*Material for the task*.
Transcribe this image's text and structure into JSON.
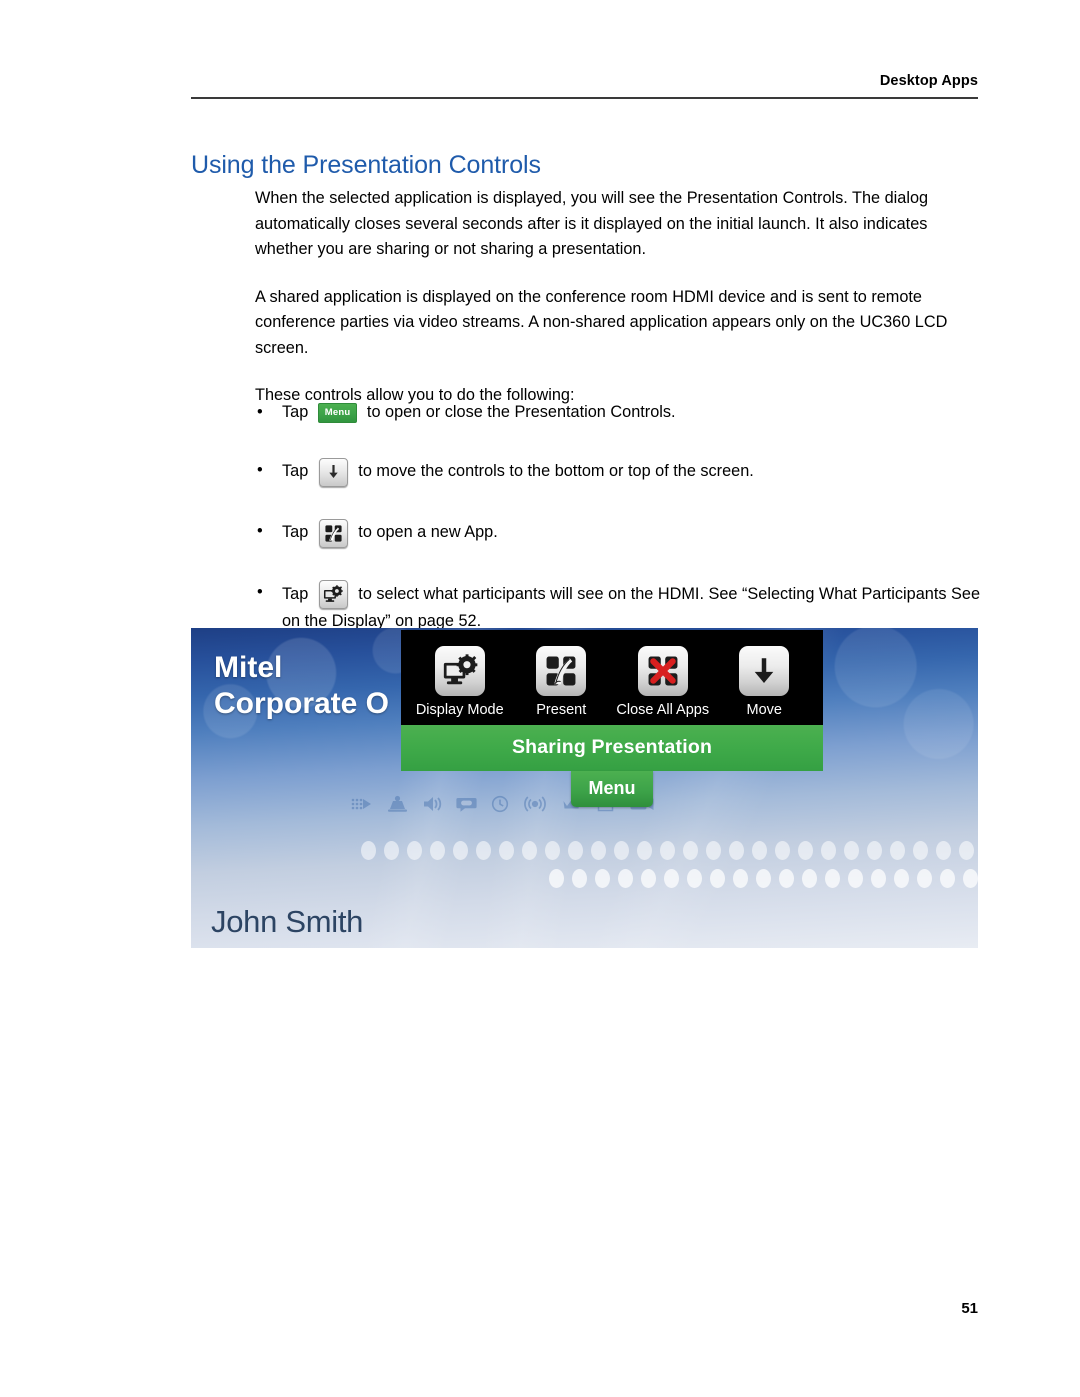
{
  "header": {
    "running_title": "Desktop Apps"
  },
  "section": {
    "title": "Using the Presentation Controls",
    "title_color": "#1f5bab"
  },
  "paragraphs": [
    "When the selected application is displayed, you will see the Presentation Controls. The dialog automatically closes several seconds after is it displayed on the initial launch. It also indicates whether you are sharing or not sharing a presentation.",
    "A shared application is displayed on the conference room HDMI device and is sent to remote conference parties via video streams. A non-shared application appears only on the UC360 LCD screen.",
    "These controls allow you to do the following:"
  ],
  "bullets": [
    {
      "marker": "•",
      "lead": "Tap ",
      "icon": "menu-chip-icon",
      "icon_label": "Menu",
      "trail": " to open or close the Presentation Controls."
    },
    {
      "marker": "•",
      "lead": "Tap ",
      "icon": "move-down-arrow-icon",
      "icon_label": "",
      "trail": " to move the controls to the bottom or top of the screen."
    },
    {
      "marker": "•",
      "lead": "Tap ",
      "icon": "present-icon",
      "icon_label": "",
      "trail": " to open a new App."
    },
    {
      "marker": "•",
      "lead": "Tap ",
      "icon": "display-mode-icon",
      "icon_label": "",
      "trail": " to select what participants will see on the HDMI. See “Selecting What Participants See on the Display” on page 52."
    }
  ],
  "screenshot": {
    "wallpaper_title": "Mitel\nCorporate O",
    "user_name": "John Smith",
    "dialog": {
      "items": [
        {
          "label": "Display Mode",
          "icon": "monitor-gear-icon"
        },
        {
          "label": "Present",
          "icon": "present-hand-panes-icon"
        },
        {
          "label": "Close All Apps",
          "icon": "red-x-close-icon"
        },
        {
          "label": "Move",
          "icon": "down-arrow-icon"
        }
      ],
      "status_label": "Sharing Presentation",
      "status_color": "#3faa49",
      "menu_tab_label": "Menu"
    },
    "status_icons": [
      "signal-dots-icon",
      "conference-icon",
      "speaker-icon",
      "voicemail-icon",
      "clock-icon",
      "wireless-icon",
      "crown-icon",
      "note-icon",
      "video-camera-icon"
    ]
  },
  "footer": {
    "page_number": "51"
  }
}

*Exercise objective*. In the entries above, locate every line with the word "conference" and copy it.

*Solution*.
    "A shared application is displayed on the conference room HDMI device and is sent to remote conference parties via video streams. A non-shared application appears only on the UC360 LCD screen.",
      "conference-icon",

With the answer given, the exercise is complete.